According to the report “An industrial view of ammonia as a marine fuel” by Hafnia, Ammonia (NH3) is as a carbon-free molecule and therefore burning it in an internal combustion engine leads to zero CO2 emissions from the stack. Moreover, green ammonia is when it becomes a carbon-neutral fuel produced from renewable energy sources such as electricity from wind and solar generation.
Firstly, we query if ammonia is suitable for all types of ships?
- Yes, with some smaller exceptions, but it's not the economically best alternative for all types of vessels, or trades. Green ammonia is currently not a fuel for ships, but there are ongoing pilot-project on tankers, bulkers and offshore vessels.
As green ammonia is yet new to the industry, we are curious if Jon Halvard could tell us more about the pros and cons of ammonia, compared to other alternative fuels in the shipping industry?
- Pros will be that ammonia can be produced from renewable energy, then called green ammonia. Further, it can be combusted with no carbon, sulphur, nitrogen (with SCR technology) or soot particles. In addition, it demands less space than hydrogen and weighs less than batteries. It is expected to have lower life-cycle cost compared to hydrogen for deep-sea shipping, with some exceptions, which represents 80% of maritime CO2 emissions.
- Cons include; 1) potential leakages, as it smells really bad and is very poisonous. Thus the strong regulatory requirements. 2) energy loss during production, with around a 60% energy loss or more from "well-to-wheel", a notable example may be from windmill to propeller. Furthermore, 3) it requires more space than MGO and bio-fuels (about 3-4 times more space), which impacts available cargo space. From an environmental perspective, 4) there is also risks of ammonia slip during combustion which makes it not 100% emission free. At last 5), green ammonia is currently more costly than MGO, but this is expected to neutralise as renewable energy becomes cheaper, electrolyser cost drops and carbon tax increases.
In respect of the green shift, may any country in the world produce ammonia or is it some countries with any competitive advantages?
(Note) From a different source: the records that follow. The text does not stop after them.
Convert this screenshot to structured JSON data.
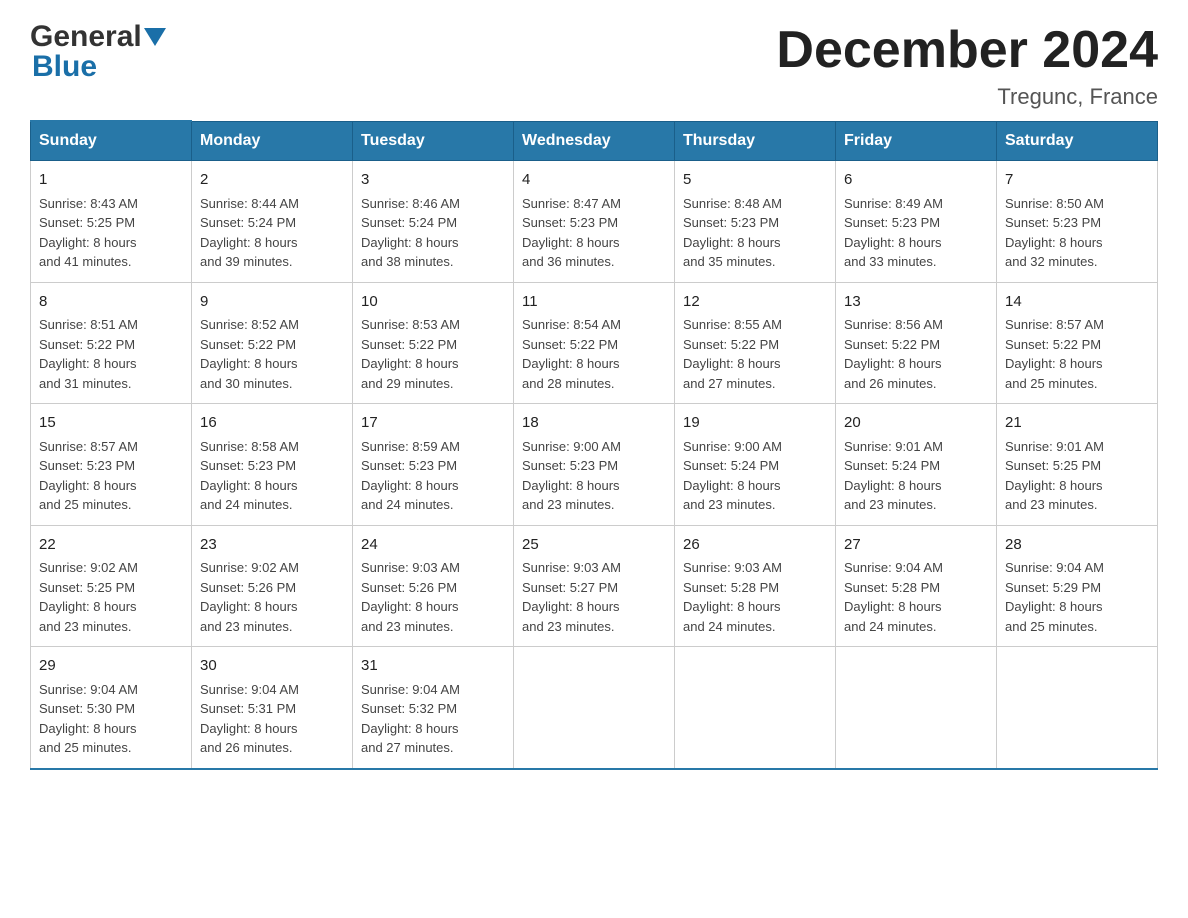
{
  "logo": {
    "general": "General",
    "blue": "Blue",
    "arrow": "▶"
  },
  "title": "December 2024",
  "subtitle": "Tregunc, France",
  "days_of_week": [
    "Sunday",
    "Monday",
    "Tuesday",
    "Wednesday",
    "Thursday",
    "Friday",
    "Saturday"
  ],
  "weeks": [
    [
      {
        "day": "1",
        "sunrise": "Sunrise: 8:43 AM",
        "sunset": "Sunset: 5:25 PM",
        "daylight": "Daylight: 8 hours",
        "daylight2": "and 41 minutes."
      },
      {
        "day": "2",
        "sunrise": "Sunrise: 8:44 AM",
        "sunset": "Sunset: 5:24 PM",
        "daylight": "Daylight: 8 hours",
        "daylight2": "and 39 minutes."
      },
      {
        "day": "3",
        "sunrise": "Sunrise: 8:46 AM",
        "sunset": "Sunset: 5:24 PM",
        "daylight": "Daylight: 8 hours",
        "daylight2": "and 38 minutes."
      },
      {
        "day": "4",
        "sunrise": "Sunrise: 8:47 AM",
        "sunset": "Sunset: 5:23 PM",
        "daylight": "Daylight: 8 hours",
        "daylight2": "and 36 minutes."
      },
      {
        "day": "5",
        "sunrise": "Sunrise: 8:48 AM",
        "sunset": "Sunset: 5:23 PM",
        "daylight": "Daylight: 8 hours",
        "daylight2": "and 35 minutes."
      },
      {
        "day": "6",
        "sunrise": "Sunrise: 8:49 AM",
        "sunset": "Sunset: 5:23 PM",
        "daylight": "Daylight: 8 hours",
        "daylight2": "and 33 minutes."
      },
      {
        "day": "7",
        "sunrise": "Sunrise: 8:50 AM",
        "sunset": "Sunset: 5:23 PM",
        "daylight": "Daylight: 8 hours",
        "daylight2": "and 32 minutes."
      }
    ],
    [
      {
        "day": "8",
        "sunrise": "Sunrise: 8:51 AM",
        "sunset": "Sunset: 5:22 PM",
        "daylight": "Daylight: 8 hours",
        "daylight2": "and 31 minutes."
      },
      {
        "day": "9",
        "sunrise": "Sunrise: 8:52 AM",
        "sunset": "Sunset: 5:22 PM",
        "daylight": "Daylight: 8 hours",
        "daylight2": "and 30 minutes."
      },
      {
        "day": "10",
        "sunrise": "Sunrise: 8:53 AM",
        "sunset": "Sunset: 5:22 PM",
        "daylight": "Daylight: 8 hours",
        "daylight2": "and 29 minutes."
      },
      {
        "day": "11",
        "sunrise": "Sunrise: 8:54 AM",
        "sunset": "Sunset: 5:22 PM",
        "daylight": "Daylight: 8 hours",
        "daylight2": "and 28 minutes."
      },
      {
        "day": "12",
        "sunrise": "Sunrise: 8:55 AM",
        "sunset": "Sunset: 5:22 PM",
        "daylight": "Daylight: 8 hours",
        "daylight2": "and 27 minutes."
      },
      {
        "day": "13",
        "sunrise": "Sunrise: 8:56 AM",
        "sunset": "Sunset: 5:22 PM",
        "daylight": "Daylight: 8 hours",
        "daylight2": "and 26 minutes."
      },
      {
        "day": "14",
        "sunrise": "Sunrise: 8:57 AM",
        "sunset": "Sunset: 5:22 PM",
        "daylight": "Daylight: 8 hours",
        "daylight2": "and 25 minutes."
      }
    ],
    [
      {
        "day": "15",
        "sunrise": "Sunrise: 8:57 AM",
        "sunset": "Sunset: 5:23 PM",
        "daylight": "Daylight: 8 hours",
        "daylight2": "and 25 minutes."
      },
      {
        "day": "16",
        "sunrise": "Sunrise: 8:58 AM",
        "sunset": "Sunset: 5:23 PM",
        "daylight": "Daylight: 8 hours",
        "daylight2": "and 24 minutes."
      },
      {
        "day": "17",
        "sunrise": "Sunrise: 8:59 AM",
        "sunset": "Sunset: 5:23 PM",
        "daylight": "Daylight: 8 hours",
        "daylight2": "and 24 minutes."
      },
      {
        "day": "18",
        "sunrise": "Sunrise: 9:00 AM",
        "sunset": "Sunset: 5:23 PM",
        "daylight": "Daylight: 8 hours",
        "daylight2": "and 23 minutes."
      },
      {
        "day": "19",
        "sunrise": "Sunrise: 9:00 AM",
        "sunset": "Sunset: 5:24 PM",
        "daylight": "Daylight: 8 hours",
        "daylight2": "and 23 minutes."
      },
      {
        "day": "20",
        "sunrise": "Sunrise: 9:01 AM",
        "sunset": "Sunset: 5:24 PM",
        "daylight": "Daylight: 8 hours",
        "daylight2": "and 23 minutes."
      },
      {
        "day": "21",
        "sunrise": "Sunrise: 9:01 AM",
        "sunset": "Sunset: 5:25 PM",
        "daylight": "Daylight: 8 hours",
        "daylight2": "and 23 minutes."
      }
    ],
    [
      {
        "day": "22",
        "sunrise": "Sunrise: 9:02 AM",
        "sunset": "Sunset: 5:25 PM",
        "daylight": "Daylight: 8 hours",
        "daylight2": "and 23 minutes."
      },
      {
        "day": "23",
        "sunrise": "Sunrise: 9:02 AM",
        "sunset": "Sunset: 5:26 PM",
        "daylight": "Daylight: 8 hours",
        "daylight2": "and 23 minutes."
      },
      {
        "day": "24",
        "sunrise": "Sunrise: 9:03 AM",
        "sunset": "Sunset: 5:26 PM",
        "daylight": "Daylight: 8 hours",
        "daylight2": "and 23 minutes."
      },
      {
        "day": "25",
        "sunrise": "Sunrise: 9:03 AM",
        "sunset": "Sunset: 5:27 PM",
        "daylight": "Daylight: 8 hours",
        "daylight2": "and 23 minutes."
      },
      {
        "day": "26",
        "sunrise": "Sunrise: 9:03 AM",
        "sunset": "Sunset: 5:28 PM",
        "daylight": "Daylight: 8 hours",
        "daylight2": "and 24 minutes."
      },
      {
        "day": "27",
        "sunrise": "Sunrise: 9:04 AM",
        "sunset": "Sunset: 5:28 PM",
        "daylight": "Daylight: 8 hours",
        "daylight2": "and 24 minutes."
      },
      {
        "day": "28",
        "sunrise": "Sunrise: 9:04 AM",
        "sunset": "Sunset: 5:29 PM",
        "daylight": "Daylight: 8 hours",
        "daylight2": "and 25 minutes."
      }
    ],
    [
      {
        "day": "29",
        "sunrise": "Sunrise: 9:04 AM",
        "sunset": "Sunset: 5:30 PM",
        "daylight": "Daylight: 8 hours",
        "daylight2": "and 25 minutes."
      },
      {
        "day": "30",
        "sunrise": "Sunrise: 9:04 AM",
        "sunset": "Sunset: 5:31 PM",
        "daylight": "Daylight: 8 hours",
        "daylight2": "and 26 minutes."
      },
      {
        "day": "31",
        "sunrise": "Sunrise: 9:04 AM",
        "sunset": "Sunset: 5:32 PM",
        "daylight": "Daylight: 8 hours",
        "daylight2": "and 27 minutes."
      },
      {
        "day": "",
        "sunrise": "",
        "sunset": "",
        "daylight": "",
        "daylight2": ""
      },
      {
        "day": "",
        "sunrise": "",
        "sunset": "",
        "daylight": "",
        "daylight2": ""
      },
      {
        "day": "",
        "sunrise": "",
        "sunset": "",
        "daylight": "",
        "daylight2": ""
      },
      {
        "day": "",
        "sunrise": "",
        "sunset": "",
        "daylight": "",
        "daylight2": ""
      }
    ]
  ]
}
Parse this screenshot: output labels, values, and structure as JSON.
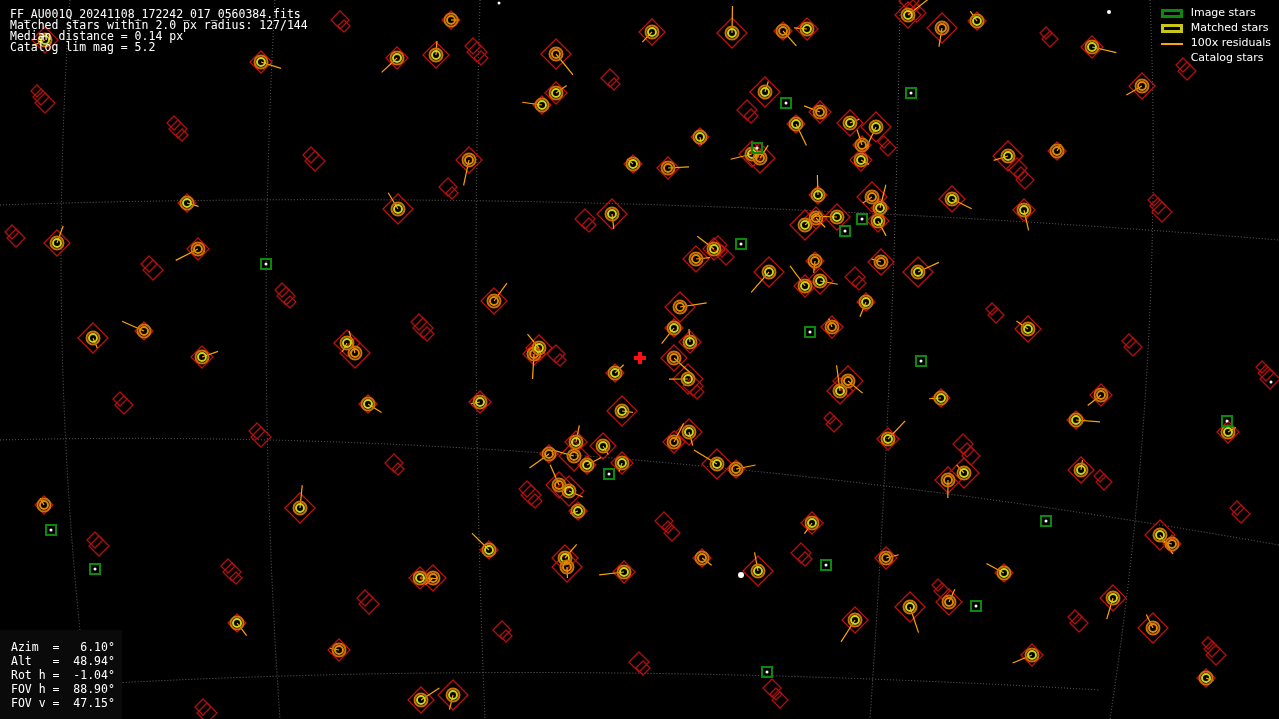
{
  "header": {
    "lines": [
      "FF_AU001Q_20241108_172242_017_0560384.fits",
      "Matched stars within 2.0 px radius: 127/144",
      "Median distance = 0.14 px",
      "Catalog lim mag = 5.2"
    ]
  },
  "legend": [
    {
      "kind": "image",
      "label": "Image stars"
    },
    {
      "kind": "matched",
      "label": "Matched stars"
    },
    {
      "kind": "residual",
      "label": "100x residuals"
    },
    {
      "kind": "catalog",
      "label": "Catalog stars"
    }
  ],
  "pointing": {
    "lines": [
      "Azim  =   6.10°",
      "Alt   =  48.94°",
      "Rot h =  -1.04°",
      "FOV h =  88.90°",
      "FOV v =  47.15°"
    ]
  }
}
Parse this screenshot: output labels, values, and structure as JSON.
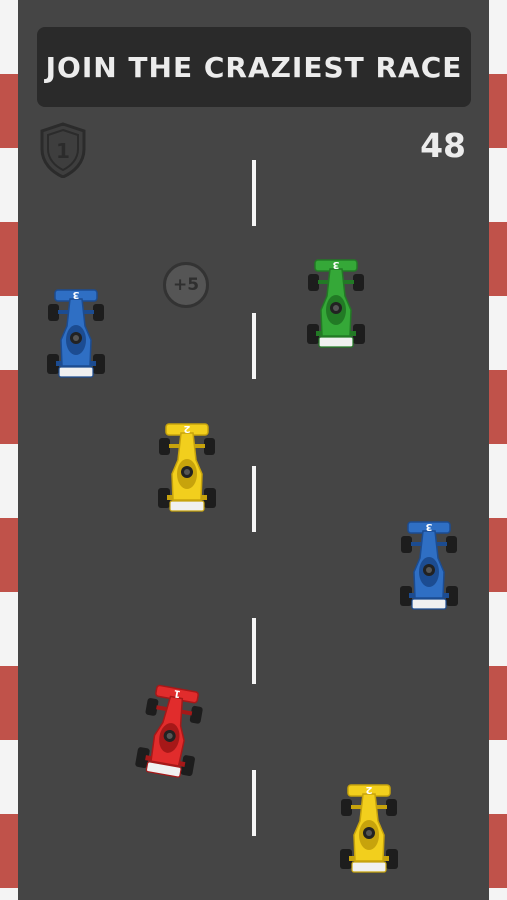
{
  "banner": {
    "text": "JOIN THE CRAZIEST RACE"
  },
  "hud": {
    "score": "48",
    "shield_label": "1",
    "bonus_label": "+5"
  },
  "colors": {
    "road": "#454545",
    "curb_red": "#c0524a",
    "curb_white": "#f4f4f4",
    "lane": "#f5f5f5"
  },
  "cars": [
    {
      "name": "blue-car-left",
      "color": "#2f6fc4",
      "dark": "#1c4c91",
      "number": "3",
      "icon": "race-car-icon"
    },
    {
      "name": "green-car",
      "color": "#35a838",
      "dark": "#227a25",
      "number": "3",
      "icon": "race-car-icon"
    },
    {
      "name": "yellow-car-middle",
      "color": "#f2cf1d",
      "dark": "#c7a30c",
      "number": "2",
      "icon": "race-car-icon"
    },
    {
      "name": "blue-car-right",
      "color": "#2f6fc4",
      "dark": "#1c4c91",
      "number": "3",
      "icon": "race-car-icon"
    },
    {
      "name": "red-car-player",
      "color": "#e12c2c",
      "dark": "#a61818",
      "number": "1",
      "icon": "race-car-icon"
    },
    {
      "name": "yellow-car-bottom",
      "color": "#f2cf1d",
      "dark": "#c7a30c",
      "number": "2",
      "icon": "race-car-icon"
    }
  ]
}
If one assumes that ammonia will be a solution towards the green shift, do you think this will affect the world`s balance of power such as the OPEC`s countries?
- Any country who produces energy may produce ammonia, however, only countries with access to renewable energy can produce green ammonia. If a country has access to cheap renewable energy, like Norway, they will have a competitive advantage. Time will tell how this affects the global power balance, but we already see how OPEC countries are investing in renewable energy. Many OPEC countries also have access to relatively cheap solar power, so I don't expect any major changes in the power balance.
As we progress there will be an increase in requirements for the zero-carbon fuel, further there will be a higher amount of alternative lower carbon fuels on the shipping market. We need to ask why ammonia should be implemented rather than other alternative fuels? For the future, do you reckon ammonia as the most promising zero-carbon shipping fuel?
- Green ammonia is, in my opinion, currently the best fuel for deep-sea shipping if we want to eliminate carbon emissions from shipping, mainly due to the "Pro's" above. For short-sea shipping other solutions will most likely be a better fit, while for "mid-sea" shipping there are still some question marks. However, deep-sea shipping is the biggest challenge (despite having lower emissions/mt carried) since it represents 80% of the emissions from shipping. But no matter which future fuel is the most promising, there are plenty of actions that can be done to improve energy efficiency (i.e. sails, foils, hull cleaning, air-lubrication systems, fuel optimisation systems and shore power). Energy efficiency will both reduce total fuel cost and reduce space needed for more volumetric emission free fuels.
Many thanks to Jon Halvard Bolstad Olsen for his time and participation in the above interview.
This article was written by Nikoline Astrup